“Right now I am quite empty and tired, I’ll try to come up with something to say," said Van der Poel. "A few seconds ago I was emotional.

“I cannot imagine performing like this in such a race. We knew nothing at the ice and Patrick (Roest) had a tough story, he had nothing to go on. I am really happy with how it turned out.”

When asked for his thoughts on the race afterwards, Van der Poel admitted he couldn't remember much about it.

“I think it will be a poor description as I don’t remember too much about it. It was a solid start, how I wanted it. I was keeping it steady and feeling confident halfway through the race.

“But then when the second 9.3 came up I thought ‘s**t I’ve got to go now.' I was launching for it and it was the Olympic race, that was all I had.”

6:48 a.m. ET, February 6, 2022

Olympic great Sven Kramer delivers frank assessment of his last 5000m performance

By CNN's Ben Morse in London

Netherlands' Sven Kramer reacts after finishing men's 5000m speed skating on February 6.
Netherlands' Sven Kramer reacts after finishing men's 5000m speed skating on February 6. (Vincent Jannink/AFP/Getty Images)

There aren't many Olympic greats quite like Sven Kramer.

The Dutch speed skater won the Olympic 5000m gold medal in 2010, 2014 and 2018, as well as other medals in the team pursuits and the 10000m.

The 35-year-old Kramer competed in the 5000m final on Sunday -- the last time he will compete in the event at a Winter Olympics.

However, the race didn't go quite to plan for the speed skater, who finished ninth as his Olympic record was broken twice in Sunday's event.

Afterwards, the Dutchman was frank in his assessment of his performance, saying he tried "everything but it wasn’t enough."

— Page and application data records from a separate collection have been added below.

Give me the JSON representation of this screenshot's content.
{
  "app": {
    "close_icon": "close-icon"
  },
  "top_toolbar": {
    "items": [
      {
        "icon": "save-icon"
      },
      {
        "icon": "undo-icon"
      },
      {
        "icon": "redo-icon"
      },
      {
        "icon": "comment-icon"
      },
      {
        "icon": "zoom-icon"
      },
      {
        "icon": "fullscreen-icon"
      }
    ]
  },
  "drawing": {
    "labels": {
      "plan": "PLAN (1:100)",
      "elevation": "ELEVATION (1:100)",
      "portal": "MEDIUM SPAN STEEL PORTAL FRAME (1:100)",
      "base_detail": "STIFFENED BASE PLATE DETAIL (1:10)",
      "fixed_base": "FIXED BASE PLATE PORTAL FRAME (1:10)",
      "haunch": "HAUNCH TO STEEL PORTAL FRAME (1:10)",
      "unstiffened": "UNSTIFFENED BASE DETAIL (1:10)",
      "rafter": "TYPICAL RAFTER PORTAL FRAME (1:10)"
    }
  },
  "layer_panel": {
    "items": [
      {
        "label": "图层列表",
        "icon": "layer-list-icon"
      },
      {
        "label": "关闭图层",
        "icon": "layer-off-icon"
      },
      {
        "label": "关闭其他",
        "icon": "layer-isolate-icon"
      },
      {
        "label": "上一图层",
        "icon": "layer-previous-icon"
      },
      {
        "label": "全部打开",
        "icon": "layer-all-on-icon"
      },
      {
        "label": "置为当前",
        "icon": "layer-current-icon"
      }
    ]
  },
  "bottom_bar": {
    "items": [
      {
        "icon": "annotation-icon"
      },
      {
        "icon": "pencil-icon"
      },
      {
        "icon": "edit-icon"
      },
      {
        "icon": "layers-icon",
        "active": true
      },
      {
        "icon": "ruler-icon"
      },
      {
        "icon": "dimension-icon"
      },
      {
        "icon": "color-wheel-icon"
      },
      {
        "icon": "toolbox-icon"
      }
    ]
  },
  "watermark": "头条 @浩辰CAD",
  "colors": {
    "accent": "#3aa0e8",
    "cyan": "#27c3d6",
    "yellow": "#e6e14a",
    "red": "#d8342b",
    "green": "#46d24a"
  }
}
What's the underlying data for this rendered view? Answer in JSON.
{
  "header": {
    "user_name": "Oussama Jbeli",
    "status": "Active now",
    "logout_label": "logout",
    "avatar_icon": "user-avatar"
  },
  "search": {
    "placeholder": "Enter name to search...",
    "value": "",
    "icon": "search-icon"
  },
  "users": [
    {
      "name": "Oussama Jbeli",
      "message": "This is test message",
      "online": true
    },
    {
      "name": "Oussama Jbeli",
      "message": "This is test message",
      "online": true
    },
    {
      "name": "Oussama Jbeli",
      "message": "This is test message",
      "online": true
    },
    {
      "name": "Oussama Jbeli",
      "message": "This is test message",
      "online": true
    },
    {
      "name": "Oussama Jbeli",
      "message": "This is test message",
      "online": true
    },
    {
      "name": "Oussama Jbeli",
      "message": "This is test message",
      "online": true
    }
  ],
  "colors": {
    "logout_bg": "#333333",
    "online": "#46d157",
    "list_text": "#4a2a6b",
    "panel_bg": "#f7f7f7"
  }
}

“After a 6:17.04, I would have thought I could have walked a bit faster through this all (the mixed zone), but that didn’t work out," Kramer said with a laugh.

"I think I can take that as a compliment. Not for today’s (result), but for the past 15 years. The moral of the story is just that this was my last 5000m. 

“To be honest, I haven’t really thought about that up until now. I just wanted to race a very good 5000m.

"That didn’t work out the way I wanted. I tried to go for all or nothing and I knew that I had to skate around 6:10 for a podium. I could have skated safely around 6:12, 6:13, but that won’t give you anything.

“Of course it’s s**t, I would have loved to skate around 6:10. But yeah, it just wasn’t there today."

3:26 p.m. ET, February 7, 2022

Zamboni ice resurfacing machines are performing key role at the Winter Olympics

By CNN's Ben Morse in London

A worker drives a Zamboni ice resurfacing machine at the National Indoor Stadium in Beijing on January 31.
A worker drives a Zamboni ice resurfacing machine at the National Indoor Stadium in Beijing on January 31. (Peter Kneffel/picture alliance/Getty Images)

The Winter Olympics see speed skaters zoom round and figure skaters perform elegant routines all on perfectly maintained ice.

That is mainly down to the fleet of Zamboni ice resurfacing machines which meticulously comb over the rinks when they're not in use.

You've likely seen them before; the squadrons of large, hulking machines moving around the ice in unison to smooth over the bumps and lumps left by competitors.

The Zamboni machines have been in use at Winter Olympics since they made made their debut at the 1960 Winter Games in Squaw Valley, California, according to the US company's website.

The company was founded in 1949 by Frank J. Zamboni in California and six ice resurfacing machines were used at the 1960 Games.

The ice resurfacing machines have been present at almost every Winter Olympics, including at Beijing 2022.

According to the Zamboni website, not only do the machines provide a smooth surface of ice, workers can maintain the surface to suit the preferences of certain sports and athletes.

"Hockey players seem to prefer 'harder; ice and figure skaters prefer their ice a bit 'softer,' so that they can use their skate blades and toe picks to their advantage," the website says.

Correction: A previous version of this post included a photo provided by Getty Images of an ice resurfacing machine not manufactured by the Zamboni Company. This post has been updated with a photo of a Zamboni manufactured machine.